▶ _Data excerpts_:
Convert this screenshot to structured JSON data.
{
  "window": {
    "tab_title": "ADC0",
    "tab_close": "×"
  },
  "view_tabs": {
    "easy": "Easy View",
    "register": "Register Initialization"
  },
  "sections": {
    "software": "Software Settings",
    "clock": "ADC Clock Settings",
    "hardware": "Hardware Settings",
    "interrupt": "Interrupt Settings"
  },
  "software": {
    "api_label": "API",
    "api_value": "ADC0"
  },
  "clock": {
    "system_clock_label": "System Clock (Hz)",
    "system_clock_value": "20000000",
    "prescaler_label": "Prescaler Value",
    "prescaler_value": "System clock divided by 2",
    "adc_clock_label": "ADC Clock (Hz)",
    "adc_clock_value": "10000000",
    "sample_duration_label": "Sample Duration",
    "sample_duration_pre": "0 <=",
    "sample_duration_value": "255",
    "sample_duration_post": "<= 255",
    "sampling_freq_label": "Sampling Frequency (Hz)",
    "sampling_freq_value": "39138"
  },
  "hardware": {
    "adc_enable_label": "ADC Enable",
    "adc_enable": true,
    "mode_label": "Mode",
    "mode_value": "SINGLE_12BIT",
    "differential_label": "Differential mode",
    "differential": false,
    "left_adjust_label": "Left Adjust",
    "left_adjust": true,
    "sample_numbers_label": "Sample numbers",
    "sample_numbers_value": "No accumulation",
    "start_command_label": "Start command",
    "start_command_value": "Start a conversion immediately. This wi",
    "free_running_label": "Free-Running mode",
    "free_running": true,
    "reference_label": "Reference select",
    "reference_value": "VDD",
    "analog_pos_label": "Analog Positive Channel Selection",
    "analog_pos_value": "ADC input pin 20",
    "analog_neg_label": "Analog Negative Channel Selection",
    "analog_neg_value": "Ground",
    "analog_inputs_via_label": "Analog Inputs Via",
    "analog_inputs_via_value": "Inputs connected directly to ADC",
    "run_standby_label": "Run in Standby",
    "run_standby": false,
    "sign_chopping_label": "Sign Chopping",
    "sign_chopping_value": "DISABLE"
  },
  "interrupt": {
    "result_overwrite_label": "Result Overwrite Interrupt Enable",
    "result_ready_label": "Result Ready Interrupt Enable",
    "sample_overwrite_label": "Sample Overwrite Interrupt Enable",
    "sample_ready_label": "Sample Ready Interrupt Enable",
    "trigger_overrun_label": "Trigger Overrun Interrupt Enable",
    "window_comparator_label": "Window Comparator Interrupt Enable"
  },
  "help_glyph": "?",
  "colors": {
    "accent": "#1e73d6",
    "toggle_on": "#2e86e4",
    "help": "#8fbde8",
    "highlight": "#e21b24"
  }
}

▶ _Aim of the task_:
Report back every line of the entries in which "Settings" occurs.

▶ _Answer to the exercise_:
    "software": "Software Settings",
    "clock": "ADC Clock Settings",
    "hardware": "Hardware Settings",
    "interrupt": "Interrupt Settings"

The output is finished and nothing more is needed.